The genes that allowed her to survive starvation have permanently switched on in her child. And the craziest part about it? Those genes can even remain in the “on” position in her grandchildren or great-children. There’s real-world examples of this. For example, the epigenetic remnants of a famine in the early 1800s live on in Swedish people today.

How It Works

DNA is made up of three main parts:

  • Base pairs (Adenine, Thymine, Guanine, or Cytosine)
  • Deoxyribose sugar
  • Phosphate backbone

But DNA isn’t the only thing involved in your genetic code. All sorts of events and chemicals can change when or how your genes express themselves. Not all of these changes are bad. For example, a skin cell has the same genetic code as a nerve cell. But it acts very differently from the nerve cell because of the genes that have been switched on or off.

But you don’t even need to turn genes off to modify DNA’s behavior. There’s other ways that DNA can be changed. For example, DNA wraps around proteins called histones. These proteins aren’t inert. They can strengthen or loosen their grip on the DNA. If they hold tight, they prevent nearby genes from expressing. If they relax their grip, they allow nearby genes to express.

Histones provide structure to DNA and regulate its expression.

Your cells can also attach chemical “tags” to your DNA that alter their expressions. One common method of tagging a gene is DNA methylation. When a methyl group (CH3) attaches to a piece of DNA, it inhibits transcription. In extreme cases, entire sections of DNA can be methylated, preventing their use.

These are just a few examples of epigenetic modification. There are many other ways to turn genes on or off. These epigenetic modifications can have permanent effects on children and their children.

Can We Modify Epigenetics?

Hold onto your butts! You bet we can!

We call it epigenome editing.

One form is called “reprogramming.” Genes are reprogrammed when they revert back into their original methylation states. This can happen naturally, but we can also make it happen artificially. Reprogramming is how we can convert mature adult cells into stem cells (or pluripotent cells).

Another means to edit the epigenome is CRISPR-Cas9, often shortened to CRISPR. CRISPR-Cas9 is like the Swiss Army Knife of genetics. All you have to do is feed it a piece of guide RNA and a command. It will then go on its merry way and locate specific DNA sequences. From there, it will modify that piece of DNA.


We’ll dedicate a blog post to CRISPR some other day, but for now, just know that it is an incredibly powerful tool.

Now That You Know About Epigenetics, What Can You Do With It?

When you’re planning to start a family, everyone knows that the mother shouldn’t eat or drink things that might be harmful to the child. But you may want to consider the choices of your actions even before pregnancy.

  • Do you smoke, drink, or do drugs? That could alter your child’s epigenome.
  • Do you work out, eat healthy, and live stress-free? That could alter your child’s epigenome.

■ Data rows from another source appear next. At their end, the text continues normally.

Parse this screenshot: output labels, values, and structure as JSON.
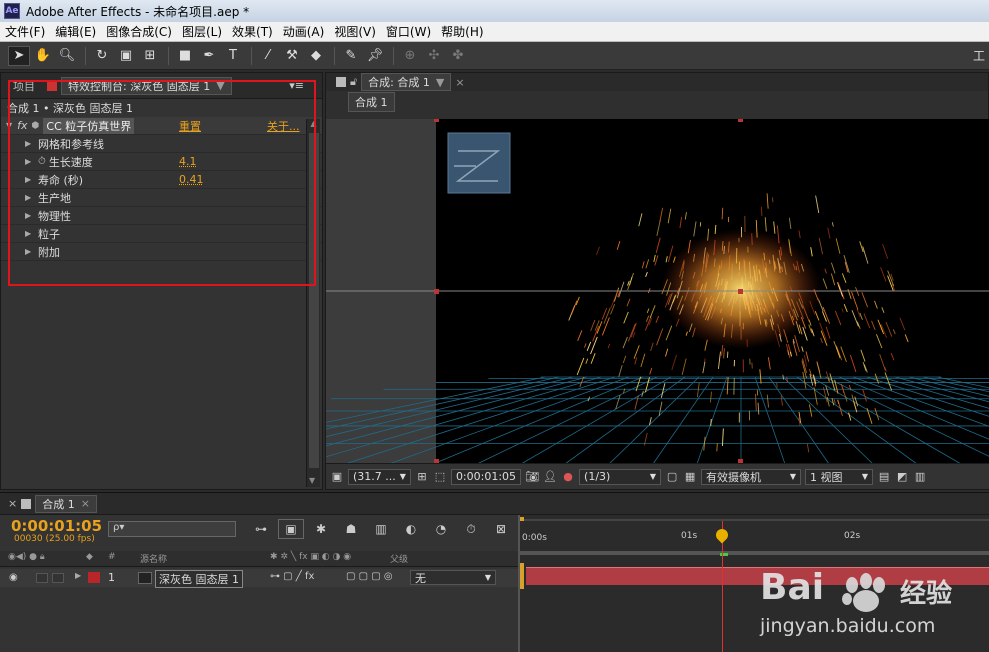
{
  "app": {
    "title": "Adobe After Effects - 未命名项目.aep *",
    "logo": "Ae",
    "workspace": "工"
  },
  "menu": [
    "文件(F)",
    "编辑(E)",
    "图像合成(C)",
    "图层(L)",
    "效果(T)",
    "动画(A)",
    "视图(V)",
    "窗口(W)",
    "帮助(H)"
  ],
  "left_panel": {
    "tab_project": "项目",
    "tab_effect_controls": "特效控制台: 深灰色 固态层 1",
    "breadcrumb": "合成 1 • 深灰色 固态层 1",
    "effect_name": "CC 粒子仿真世界",
    "reset": "重置",
    "about": "关于...",
    "props": [
      {
        "label": "网格和参考线",
        "value": ""
      },
      {
        "label": "生长速度",
        "value": "4.1"
      },
      {
        "label": "寿命 (秒)",
        "value": "0.41"
      },
      {
        "label": "生产地",
        "value": ""
      },
      {
        "label": "物理性",
        "value": ""
      },
      {
        "label": "粒子",
        "value": ""
      },
      {
        "label": "附加",
        "value": ""
      }
    ]
  },
  "comp_panel": {
    "tab": "合成: 合成 1",
    "subtab": "合成 1",
    "footer": {
      "zoom": "(31.7 ...",
      "time": "0:00:01:05",
      "resolution": "(1/3)",
      "camera": "有效摄像机",
      "views": "1 视图"
    }
  },
  "timeline": {
    "tab": "合成 1",
    "timecode": "0:00:01:05",
    "fps": "00030 (25.00 fps)",
    "search_placeholder": "ρ▾",
    "col_source": "源名称",
    "col_parent": "父级",
    "col_num": "#",
    "layer": {
      "num": "1",
      "name": "深灰色 固态层 1",
      "parent": "无"
    },
    "ruler": [
      "0:00s",
      "01s",
      "02s"
    ]
  },
  "watermark": {
    "brand": "Bai",
    "brand2": "经验",
    "url": "jingyan.baidu.com"
  },
  "colors": {
    "accent": "#e8a21c",
    "highlight_box": "#e0141c",
    "layer_bar": "#b03c44",
    "timeline_cursor": "#e03030"
  }
}
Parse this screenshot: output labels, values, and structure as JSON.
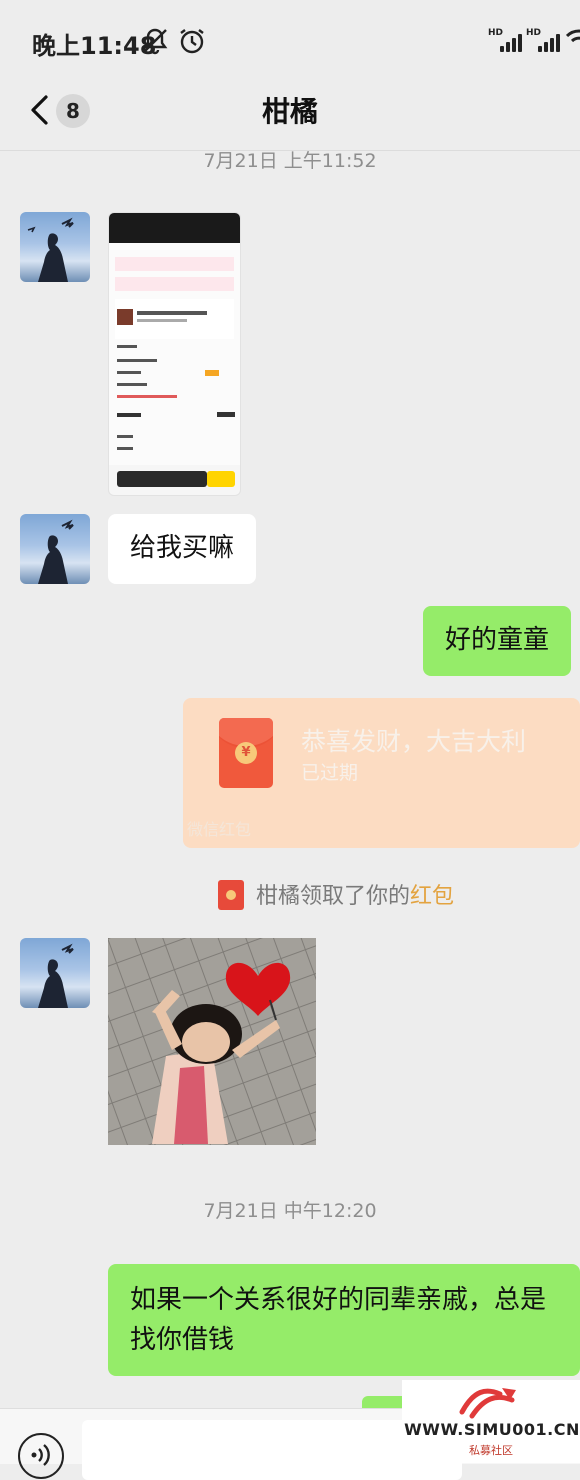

The choices you make can alter your child’s epigenome and their future. When you make healthy decisions, you can make their lives better. These effects may not just benefit your children either. They could even affect your grandchildren. So do your best to make good decisions.